Confuse Them, Lord, and Frustrate Their Plans

I feel I’ve had my head in the sand a bit of late.  I was talking to someone yesterday and he said, you must be shocked by what the PM said on ABC’s Q and A last night. What? I said. It was on the front page of most national papers, all across the net, radio, social media etc, he pointed out. (Blank look) He went on to explain Kevin Rudd’s telling response to the question of how he can support gay marriage when Jesus explicitly described marriage as exclusively between a man and a woman.  For those who, like me, missed this important comment, his response was:  “Well if I was going to have that view, the Bible also says that slavery is a natural condition.” WHAT? I said. I plucked my head from the ground, shook off the sand and switched on my brain.  Not sure about you, but sometimes I muddle through life.  Motherhood is wonderful, but there are days when Playschool, cubby houses and Lego construction wreak havoc on my thinking …

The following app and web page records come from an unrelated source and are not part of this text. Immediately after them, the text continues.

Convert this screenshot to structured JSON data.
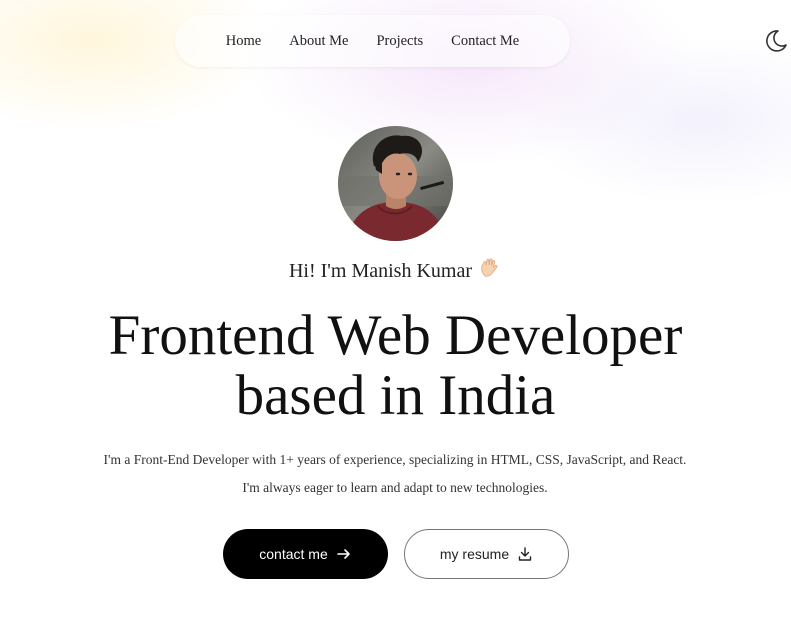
{
  "nav": {
    "items": [
      {
        "label": "Home"
      },
      {
        "label": "About Me"
      },
      {
        "label": "Projects"
      },
      {
        "label": "Contact Me"
      }
    ]
  },
  "header": {
    "theme_toggle_icon": "moon-icon"
  },
  "hero": {
    "greeting": "Hi! I'm Manish Kumar",
    "greeting_icon": "waving-hand-icon",
    "headline_line1": "Frontend Web Developer",
    "headline_line2": "based in India",
    "bio": "I'm a Front-End Developer with 1+ years of experience, specializing in HTML, CSS, JavaScript, and React. I'm always eager to learn and adapt to new technologies.",
    "primary_button": {
      "label": "contact me",
      "icon": "arrow-right-icon"
    },
    "secondary_button": {
      "label": "my resume",
      "icon": "download-icon"
    }
  },
  "colors": {
    "primary_button_bg": "#000000",
    "primary_button_text": "#ffffff",
    "text": "#111111"
  }
}
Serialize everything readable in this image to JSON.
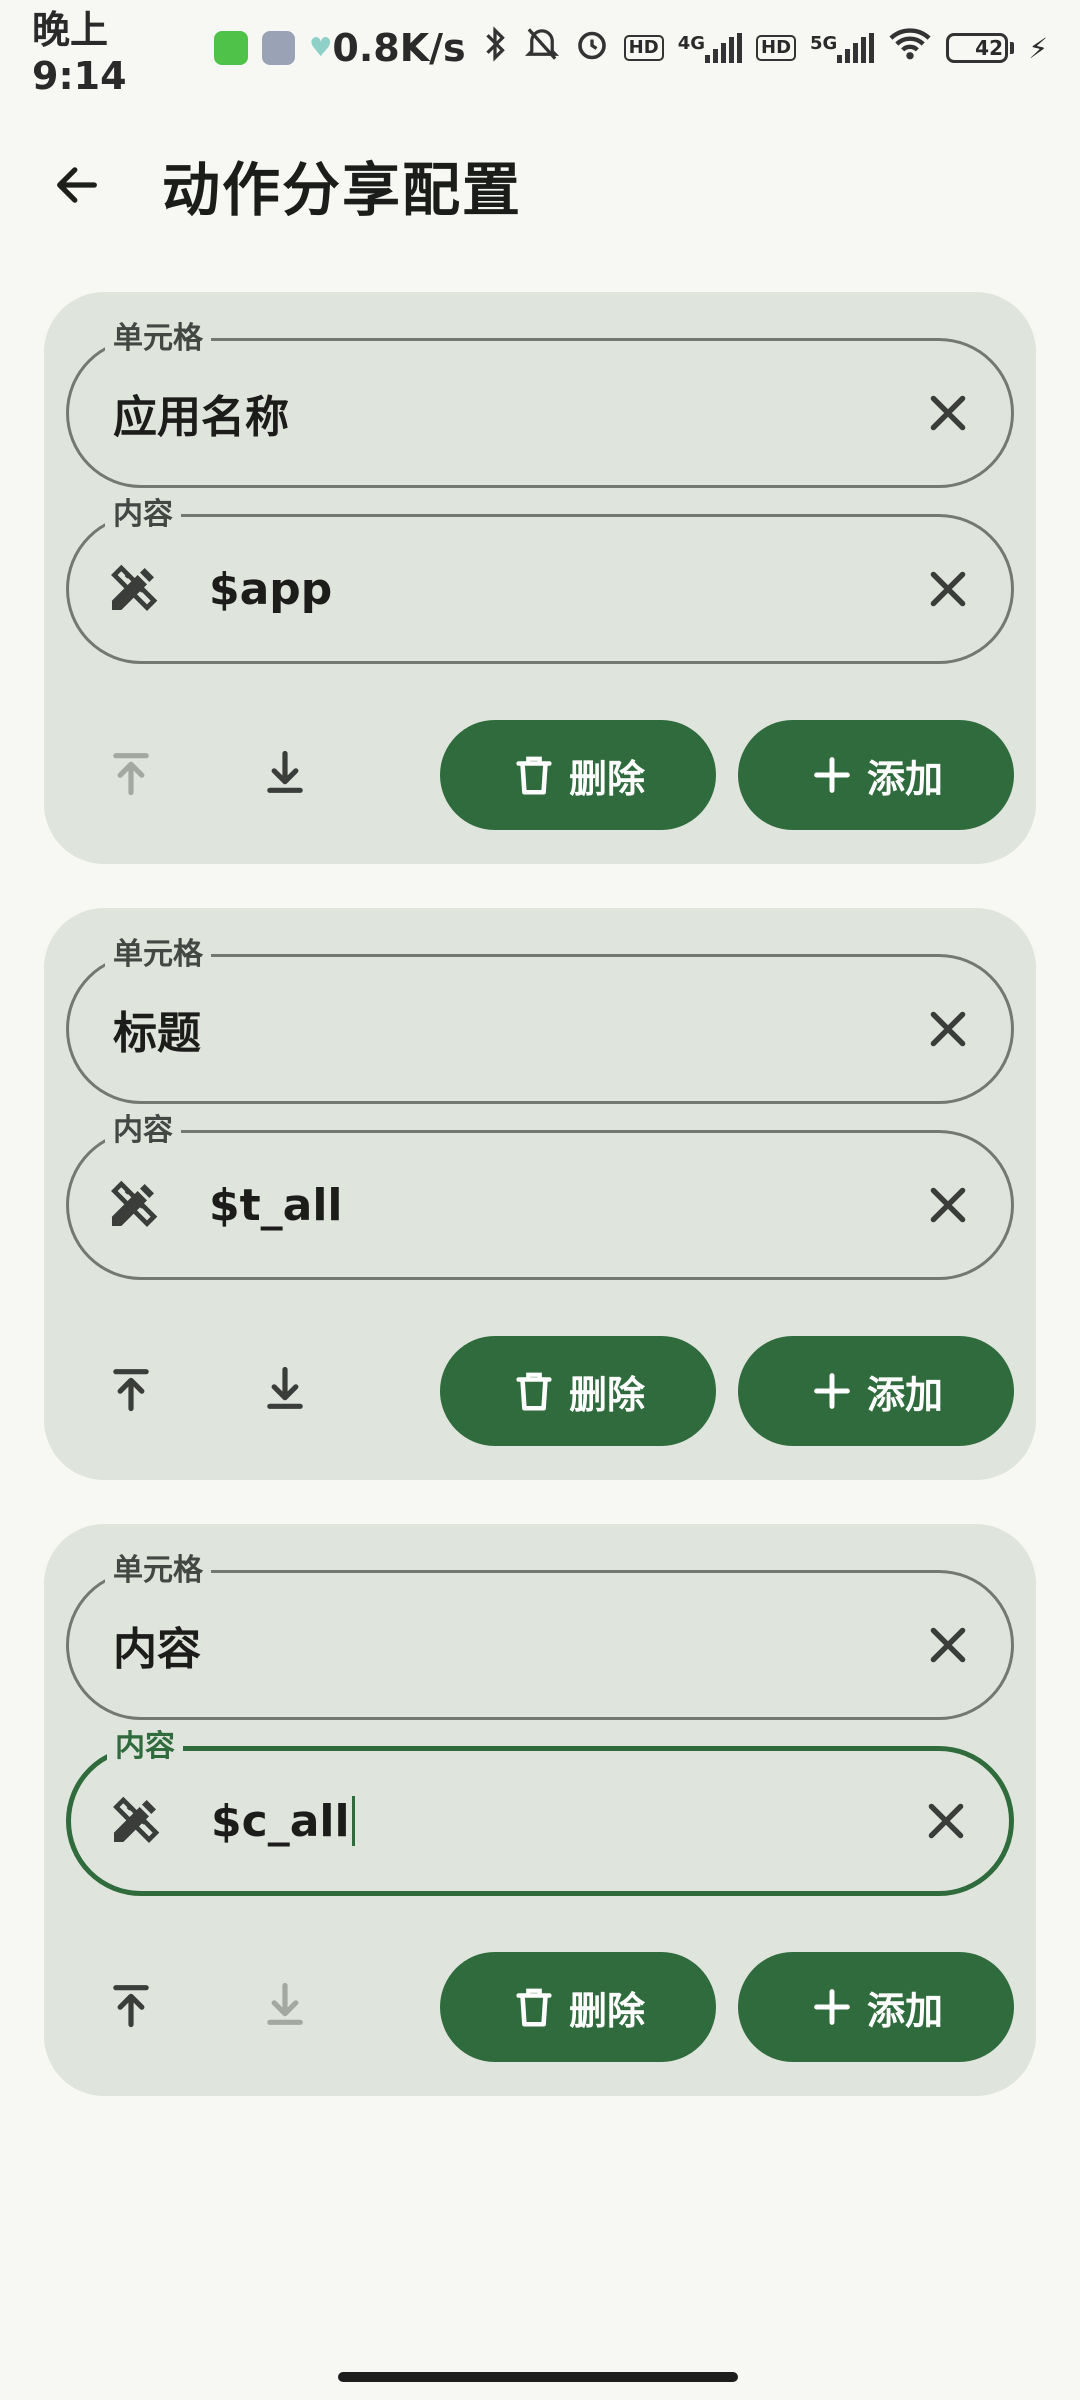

Euthanasia Case Doubly Concerning

Two things happened last week concerning twins that made headlines. Our own, Tassie-born Princess Mary of Denmark was dubbed the international patron of the Australian and Danish twin registries. Her lovely face will promote twin research in both countries. The new role is particularly poignant for our princess as she is a mother of twins herself – two-year-olds Prince Vincent and Princess Josephine, the youngest of four. I wonder what Princess Mary thought when she read of the other ‘twin’ story that made headlines. South of her Copenhagen home, a hop over Germany, a skip over Holland and a jump into Belgium, 45-year-old twins Marc and Eddy Verbessem opted to take their own lives. Nothing particularly alarming there – euthanasia is legal in many countries. But Marc and Eddy were not in any physical pain. They felt they had nothing to live for and chose euthanasia by lethal injection (legal in Belgium). Therein lies the tragedy. No denying that these guys had a tough life. They were both born deaf, suffered spinal and heart disease and were about to …